So far you have seen the beginning steps to creating an oil painting, going from the initial idea and sketch phase to the first “underpainting” on the stretched canvas. These are important steps as they set the stage for the size and composition of the finished work. Once these are completed to the artist’s satisfaction, the process of laying in blocks of paint color begins.
The choice of colors can get very complex, but for the purposes of this blog, it’s not really necessary to go into it too deeply. Let’s just say that a copper object is basically reds and oranges, a brass object is basically yellow, and its complementary color, purple for the darker areas, and an apple basically consists of reds and greens. Below you can see the start of that process. Technically, adding the color can be considered a second underpainting or another “layer” prior to the finished work but it doesn’t have to be. It really depends on the artist and how much depth and complexity he wants to portray in the finished painting. Some of the old masters put multiple layers on the painting, before it was ever considered a finished work of art. I’m not that detailed. I normally paint in the “alla prima” method, wherein there are no layers and no underpainting. You just see it and paint it! I prefer that. It’s a looser interpretation, allowing the viewer to fill in the gaps.

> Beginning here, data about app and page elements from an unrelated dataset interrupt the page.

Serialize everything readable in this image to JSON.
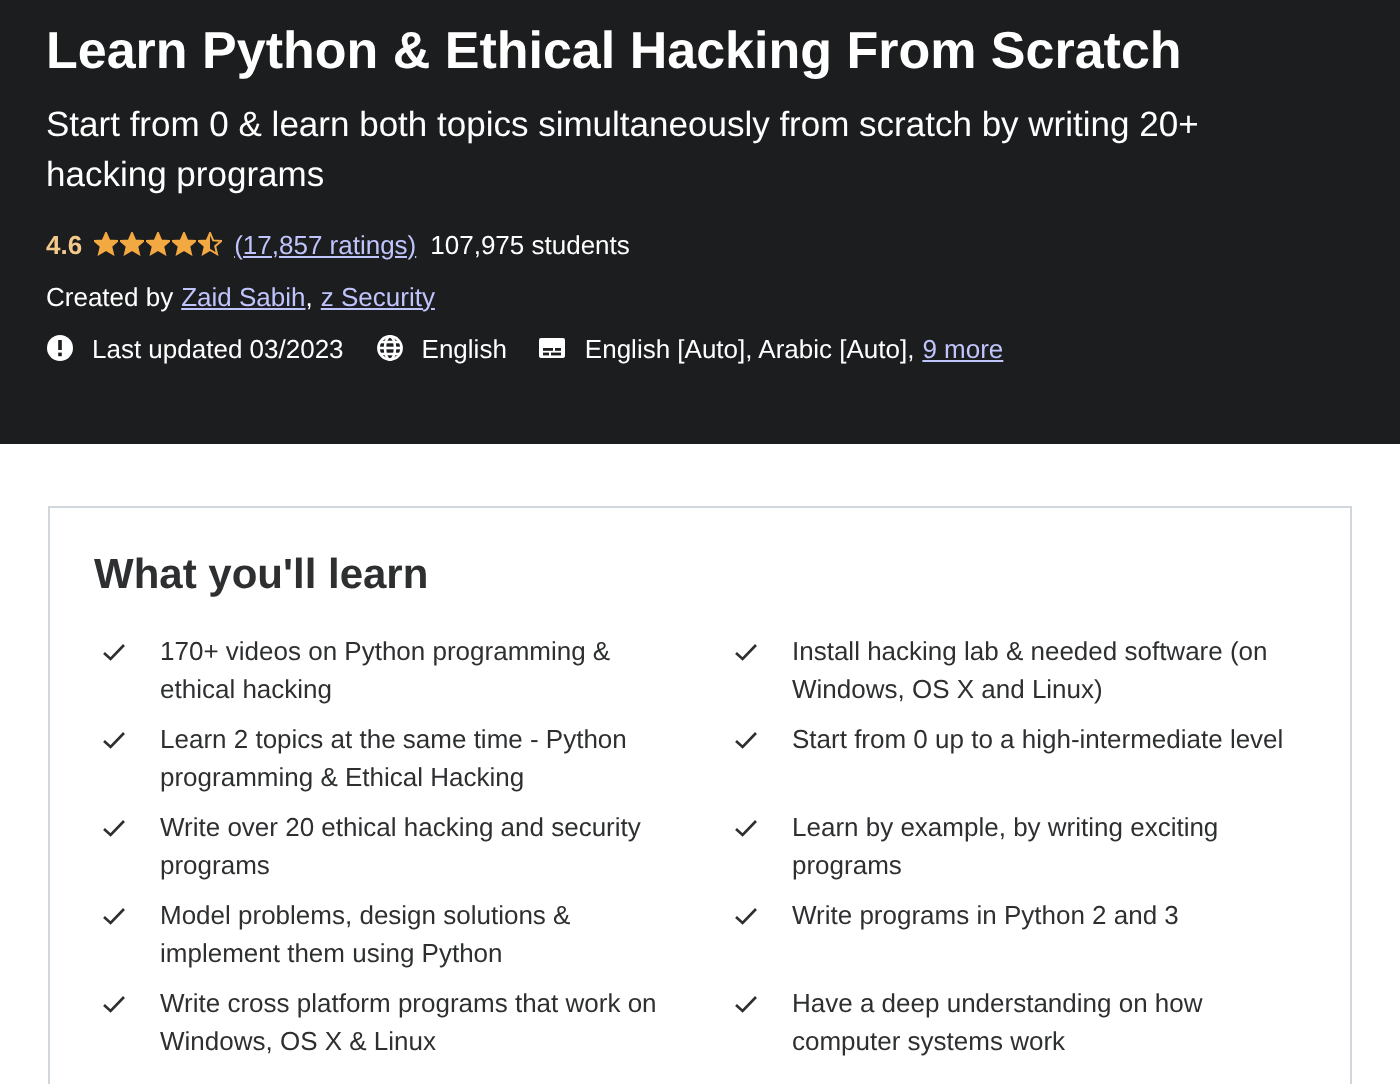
{
  "header": {
    "title": "Learn Python & Ethical Hacking From Scratch",
    "subtitle": "Start from 0 & learn both topics simultaneously from scratch by writing 20+ hacking programs",
    "rating": "4.6",
    "stars": 4.5,
    "ratings_link": "(17,857 ratings)",
    "students": "107,975 students",
    "created_by": "Created by",
    "authors": [
      "Zaid Sabih",
      "z Security"
    ],
    "author_separator": ",",
    "last_updated": "Last updated 03/2023",
    "language": "English",
    "captions": "English [Auto], Arabic [Auto],",
    "captions_more": "9 more"
  },
  "learn": {
    "title": "What you'll learn",
    "items": [
      {
        "text": "170+ videos on Python programming & ethical hacking"
      },
      {
        "text": "Install hacking lab & needed software (on Windows, OS X and Linux)"
      },
      {
        "text": "Learn 2 topics at the same time - Python programming & Ethical Hacking"
      },
      {
        "text": "Start from 0 up to a high-intermediate level"
      },
      {
        "text": "Write over 20 ethical hacking and security programs"
      },
      {
        "text": "Learn by example, by writing exciting programs"
      },
      {
        "text": "Model problems, design solutions & implement them using Python"
      },
      {
        "text": "Write programs in Python 2 and 3"
      },
      {
        "text": "Write cross platform programs that work on Windows, OS X & Linux"
      },
      {
        "text": "Have a deep understanding on how computer systems work"
      }
    ]
  }
}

Now, as the artist continues to lay in the color, he will begin to separate the darker areas from the lighter areas using darker or lighter hues of the same color. Thanks to the underpainting, placement of the darks and lights becomes pretty simple. Once all of the colors are on the canvas and each object is “filled in”, the artist can begin to address the details within each object.
In the finished painting, shown at the top of the page, you can see that I put the focus on the warm colors (mainly yellows) in the foreground surrounding the apple. Cool tones are to the right and in the background, so attention remains focused on the apple and the warmer colored objects. There are also subtle distortions that keep moving the eye back to the apple, such as the not-so-symmetrical teapot just to the left of the apple. Further, the lights and darks are in very strong contrast, rather than a gradual transition from light to dark. The intent there is to create drama. After all, it’s a metaphorical depiction of the decline of a major city.
The total time to create this painting was about ten hours, more or less. One hour to place the objects in the shadow box, set up the lighting and do a preliminary sketch of the composition. Two to three hours to paint in the underpainting and the rest of the time to do the actual painting. The final step to creating a painting actually occurs weeks after the painting is finished and completely dry. That step is to coat the entire canvas with a layer of varnish. This “pulls out” the richness of the colors, which dull as the painting dries and the oils in the pigments evaporate, as well as sealing the painting so it doesn’t flake with age. Yes, there’s a lot to know about the how-to of creating a painting, but it is something you can learn. I hope you like it!